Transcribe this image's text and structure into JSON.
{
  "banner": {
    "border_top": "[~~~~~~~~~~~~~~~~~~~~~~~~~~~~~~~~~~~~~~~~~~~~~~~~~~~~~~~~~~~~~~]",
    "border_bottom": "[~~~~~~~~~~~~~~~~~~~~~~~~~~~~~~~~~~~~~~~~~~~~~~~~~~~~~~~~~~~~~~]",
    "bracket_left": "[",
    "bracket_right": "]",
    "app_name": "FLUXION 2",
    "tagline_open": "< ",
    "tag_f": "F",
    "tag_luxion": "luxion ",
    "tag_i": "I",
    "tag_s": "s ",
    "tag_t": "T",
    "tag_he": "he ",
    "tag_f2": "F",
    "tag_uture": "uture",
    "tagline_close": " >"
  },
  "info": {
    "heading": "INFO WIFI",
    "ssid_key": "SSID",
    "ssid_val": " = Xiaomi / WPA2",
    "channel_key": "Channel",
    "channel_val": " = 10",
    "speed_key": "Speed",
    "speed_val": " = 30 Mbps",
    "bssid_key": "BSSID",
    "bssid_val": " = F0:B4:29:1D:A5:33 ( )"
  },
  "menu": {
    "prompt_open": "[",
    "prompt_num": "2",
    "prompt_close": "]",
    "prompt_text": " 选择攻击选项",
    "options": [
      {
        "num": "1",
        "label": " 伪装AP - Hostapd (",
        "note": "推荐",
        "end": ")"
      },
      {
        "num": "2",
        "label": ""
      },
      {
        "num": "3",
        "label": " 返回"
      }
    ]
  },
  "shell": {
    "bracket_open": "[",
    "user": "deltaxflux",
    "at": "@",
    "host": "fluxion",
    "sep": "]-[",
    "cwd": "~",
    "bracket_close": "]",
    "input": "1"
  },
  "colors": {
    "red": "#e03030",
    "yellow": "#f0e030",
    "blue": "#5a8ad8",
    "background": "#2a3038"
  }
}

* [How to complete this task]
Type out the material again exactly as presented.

* [Finished task]
Transcribe this image's text and structure into JSON.
{
  "banner": {
    "border_top": "[~~~~~~~~~~~~~~~~~~~~~~~~~~~~~~~~~~~~~~~~~~~~~~~~~~~~~~~~~~~~~~]",
    "border_bottom": "[~~~~~~~~~~~~~~~~~~~~~~~~~~~~~~~~~~~~~~~~~~~~~~~~~~~~~~~~~~~~~~]",
    "bracket_left": "[",
    "bracket_right": "]",
    "app_name": "FLUXION 2",
    "tagline_open": "< ",
    "tag_f": "F",
    "tag_luxion": "luxion ",
    "tag_i": "I",
    "tag_s": "s ",
    "tag_t": "T",
    "tag_he": "he ",
    "tag_f2": "F",
    "tag_uture": "uture",
    "tagline_close": " >"
  },
  "info": {
    "heading": "INFO WIFI",
    "ssid_key": "SSID",
    "ssid_val": " = Xiaomi / WPA2",
    "channel_key": "Channel",
    "channel_val": " = 10",
    "speed_key": "Speed",
    "speed_val": " = 30 Mbps",
    "bssid_key": "BSSID",
    "bssid_val": " = F0:B4:29:1D:A5:33 ( )"
  },
  "menu": {
    "prompt_open": "[",
    "prompt_num": "2",
    "prompt_close": "]",
    "prompt_text": " 选择攻击选项",
    "options": [
      {
        "num": "1",
        "label": " 伪装AP - Hostapd (",
        "note": "推荐",
        "end": ")"
      },
      {
        "num": "2",
        "label": ""
      },
      {
        "num": "3",
        "label": " 返回"
      }
    ]
  },
  "shell": {
    "bracket_open": "[",
    "user": "deltaxflux",
    "at": "@",
    "host": "fluxion",
    "sep": "]-[",
    "cwd": "~",
    "bracket_close": "]",
    "input": "1"
  },
  "colors": {
    "red": "#e03030",
    "yellow": "#f0e030",
    "blue": "#5a8ad8",
    "background": "#2a3038"
  }
}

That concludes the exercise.